The Government has rejected a petition signed by more than 815,000 people calling for the meningitis B vaccine to be given to children of all ages.
A statement this morning from the government said, 'Offering the vaccine … would not be cost effective, and would not therefore represent a good use of NHS resources.'
The current MenB vaccine, Bexsero, was introduced in September last year, but only children born after July 1 2015 are eligible.
The Department of Health said that its priority was to vaccinate those children considered most at risk from meningitis B following guidance from the Joint Committee on Vaccination and Immunisation (JCVI), which advises the Government on the cost-effectiveness of vaccinations.
The statement said: 'With this programme, our priority is to protect those children most at risk of Men B, in line with JCVI's recommendation.
'The NHS budget is a finite resource. It is therefore essential that JCVI's recommendations are underpinned by evidence of cost-effectiveness.
'Offering the vaccine outside of JCVI's advice would not be cost effective, and would not therefore represent a good use of NHS resources which should be used to benefit the health and care of the most people possible.
'While this is extremely difficult for parents whose children aren't eligible, there is no other way of establishing new programmes to target those at highest risk without introducing inequalities.'
The UK is the only country in the world to offer the vaccine routinely to children of any age, but as this petition has become the most-signed in UK parliamentary history it is clear that many think it does not go far enough.
The issue is still scheduled to be debated in the House of Commons, and you can still sign the petition and read the government's response in full here.

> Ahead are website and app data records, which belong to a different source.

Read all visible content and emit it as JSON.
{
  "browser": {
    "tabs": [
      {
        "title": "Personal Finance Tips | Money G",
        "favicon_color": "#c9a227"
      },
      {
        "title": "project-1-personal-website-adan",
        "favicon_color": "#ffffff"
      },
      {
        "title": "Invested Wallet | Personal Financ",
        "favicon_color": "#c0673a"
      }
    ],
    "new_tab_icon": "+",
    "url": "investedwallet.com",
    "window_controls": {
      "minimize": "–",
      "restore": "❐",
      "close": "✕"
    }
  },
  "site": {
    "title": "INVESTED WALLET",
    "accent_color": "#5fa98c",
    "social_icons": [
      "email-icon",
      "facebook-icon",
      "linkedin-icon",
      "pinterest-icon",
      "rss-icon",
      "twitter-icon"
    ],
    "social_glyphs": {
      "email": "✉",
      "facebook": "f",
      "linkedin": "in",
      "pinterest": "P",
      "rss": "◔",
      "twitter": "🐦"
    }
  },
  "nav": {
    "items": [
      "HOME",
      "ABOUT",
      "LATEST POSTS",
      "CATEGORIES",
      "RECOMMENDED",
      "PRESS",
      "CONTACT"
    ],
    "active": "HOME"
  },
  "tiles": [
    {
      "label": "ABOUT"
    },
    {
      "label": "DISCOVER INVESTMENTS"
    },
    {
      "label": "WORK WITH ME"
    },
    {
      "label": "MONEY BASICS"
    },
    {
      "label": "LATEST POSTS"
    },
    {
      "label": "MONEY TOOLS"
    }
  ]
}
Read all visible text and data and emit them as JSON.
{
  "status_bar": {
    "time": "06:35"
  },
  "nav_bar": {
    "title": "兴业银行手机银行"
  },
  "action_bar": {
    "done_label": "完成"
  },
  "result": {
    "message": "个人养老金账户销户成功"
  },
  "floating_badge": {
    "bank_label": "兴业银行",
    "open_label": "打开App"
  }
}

You can find more information about meningitis and it's symptoms here.